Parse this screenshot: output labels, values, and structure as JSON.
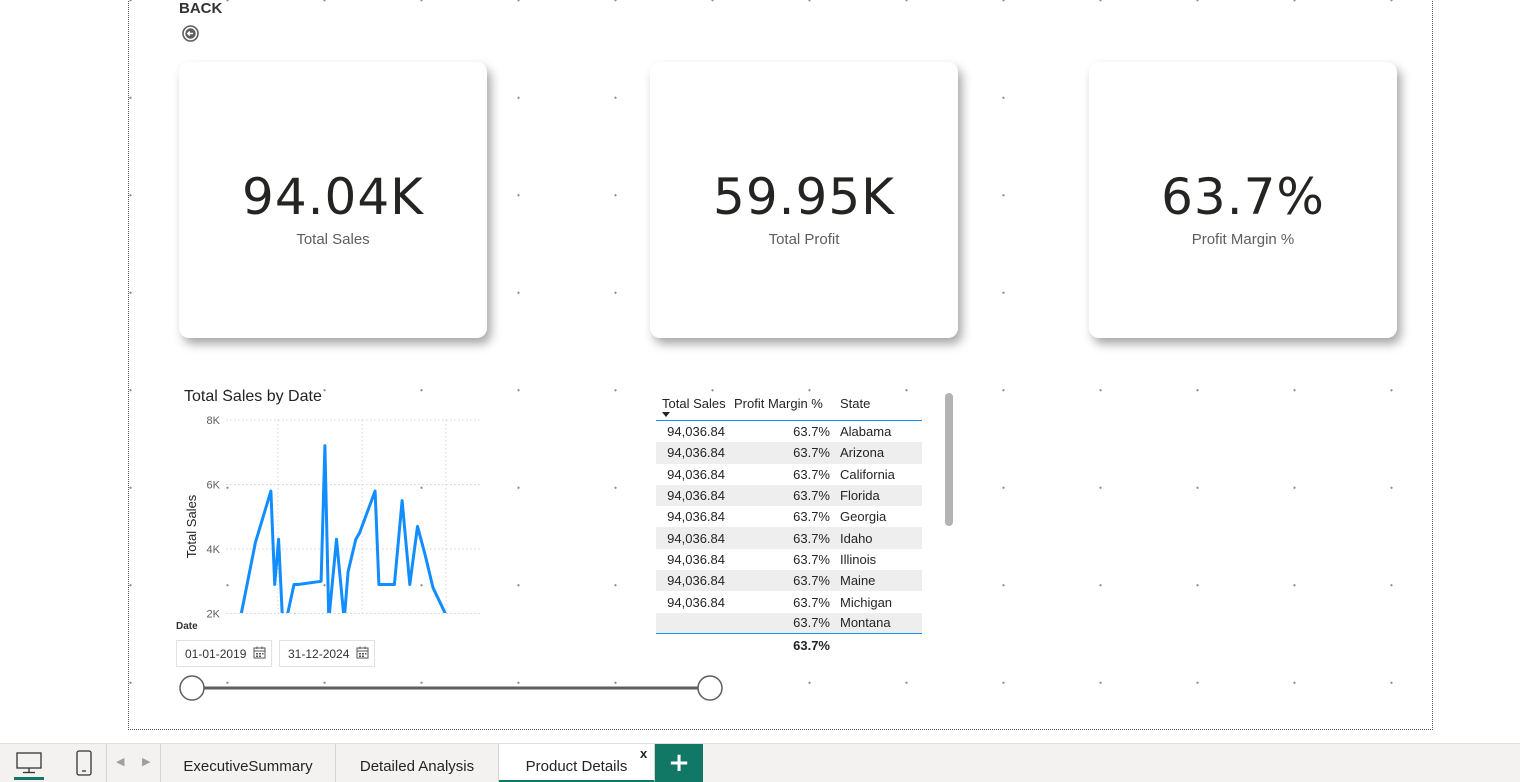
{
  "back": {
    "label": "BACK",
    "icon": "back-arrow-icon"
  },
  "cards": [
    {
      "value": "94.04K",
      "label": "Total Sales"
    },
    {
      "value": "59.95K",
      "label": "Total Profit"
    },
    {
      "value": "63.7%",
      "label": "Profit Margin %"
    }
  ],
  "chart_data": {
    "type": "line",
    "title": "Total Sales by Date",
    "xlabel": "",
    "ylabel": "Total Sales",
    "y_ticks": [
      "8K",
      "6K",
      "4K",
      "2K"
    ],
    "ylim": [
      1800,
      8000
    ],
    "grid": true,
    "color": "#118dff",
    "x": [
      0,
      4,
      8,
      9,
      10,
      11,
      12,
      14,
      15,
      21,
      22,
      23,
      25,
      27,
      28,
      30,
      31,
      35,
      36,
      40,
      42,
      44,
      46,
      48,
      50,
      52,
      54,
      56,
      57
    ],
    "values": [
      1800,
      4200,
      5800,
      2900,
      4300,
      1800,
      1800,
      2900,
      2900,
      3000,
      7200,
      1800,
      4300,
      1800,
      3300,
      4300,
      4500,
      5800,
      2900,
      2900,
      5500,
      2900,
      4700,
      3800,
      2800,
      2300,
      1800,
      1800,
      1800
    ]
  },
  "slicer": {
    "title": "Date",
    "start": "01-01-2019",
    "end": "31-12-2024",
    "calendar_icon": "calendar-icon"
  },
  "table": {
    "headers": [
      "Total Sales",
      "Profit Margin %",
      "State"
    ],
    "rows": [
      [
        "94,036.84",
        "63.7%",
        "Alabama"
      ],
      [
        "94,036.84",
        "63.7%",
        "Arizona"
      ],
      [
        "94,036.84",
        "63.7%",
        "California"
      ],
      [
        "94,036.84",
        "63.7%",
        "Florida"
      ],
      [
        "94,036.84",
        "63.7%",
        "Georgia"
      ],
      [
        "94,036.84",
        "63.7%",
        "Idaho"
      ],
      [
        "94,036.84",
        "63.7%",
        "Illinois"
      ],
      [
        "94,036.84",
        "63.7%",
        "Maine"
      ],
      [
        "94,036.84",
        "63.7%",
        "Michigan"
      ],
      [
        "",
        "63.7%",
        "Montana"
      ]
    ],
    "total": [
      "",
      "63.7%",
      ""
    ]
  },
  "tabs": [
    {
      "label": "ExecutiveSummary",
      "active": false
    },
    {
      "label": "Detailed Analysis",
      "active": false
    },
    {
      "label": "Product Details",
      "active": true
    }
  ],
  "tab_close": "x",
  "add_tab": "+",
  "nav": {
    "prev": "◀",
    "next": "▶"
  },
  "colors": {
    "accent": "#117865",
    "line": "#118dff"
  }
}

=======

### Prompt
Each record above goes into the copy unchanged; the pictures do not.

### Answer space
Parse this screenshot: output labels, values, and structure as JSON.
{
  "back": {
    "label": "BACK",
    "icon": "back-arrow-icon"
  },
  "cards": [
    {
      "value": "94.04K",
      "label": "Total Sales"
    },
    {
      "value": "59.95K",
      "label": "Total Profit"
    },
    {
      "value": "63.7%",
      "label": "Profit Margin %"
    }
  ],
  "chart_data": {
    "type": "line",
    "title": "Total Sales by Date",
    "xlabel": "",
    "ylabel": "Total Sales",
    "y_ticks": [
      "8K",
      "6K",
      "4K",
      "2K"
    ],
    "ylim": [
      1800,
      8000
    ],
    "grid": true,
    "color": "#118dff",
    "x": [
      0,
      4,
      8,
      9,
      10,
      11,
      12,
      14,
      15,
      21,
      22,
      23,
      25,
      27,
      28,
      30,
      31,
      35,
      36,
      40,
      42,
      44,
      46,
      48,
      50,
      52,
      54,
      56,
      57
    ],
    "values": [
      1800,
      4200,
      5800,
      2900,
      4300,
      1800,
      1800,
      2900,
      2900,
      3000,
      7200,
      1800,
      4300,
      1800,
      3300,
      4300,
      4500,
      5800,
      2900,
      2900,
      5500,
      2900,
      4700,
      3800,
      2800,
      2300,
      1800,
      1800,
      1800
    ]
  },
  "slicer": {
    "title": "Date",
    "start": "01-01-2019",
    "end": "31-12-2024",
    "calendar_icon": "calendar-icon"
  },
  "table": {
    "headers": [
      "Total Sales",
      "Profit Margin %",
      "State"
    ],
    "rows": [
      [
        "94,036.84",
        "63.7%",
        "Alabama"
      ],
      [
        "94,036.84",
        "63.7%",
        "Arizona"
      ],
      [
        "94,036.84",
        "63.7%",
        "California"
      ],
      [
        "94,036.84",
        "63.7%",
        "Florida"
      ],
      [
        "94,036.84",
        "63.7%",
        "Georgia"
      ],
      [
        "94,036.84",
        "63.7%",
        "Idaho"
      ],
      [
        "94,036.84",
        "63.7%",
        "Illinois"
      ],
      [
        "94,036.84",
        "63.7%",
        "Maine"
      ],
      [
        "94,036.84",
        "63.7%",
        "Michigan"
      ],
      [
        "",
        "63.7%",
        "Montana"
      ]
    ],
    "total": [
      "",
      "63.7%",
      ""
    ]
  },
  "tabs": [
    {
      "label": "ExecutiveSummary",
      "active": false
    },
    {
      "label": "Detailed Analysis",
      "active": false
    },
    {
      "label": "Product Details",
      "active": true
    }
  ],
  "tab_close": "x",
  "add_tab": "+",
  "nav": {
    "prev": "◀",
    "next": "▶"
  },
  "colors": {
    "accent": "#117865",
    "line": "#118dff"
  }
}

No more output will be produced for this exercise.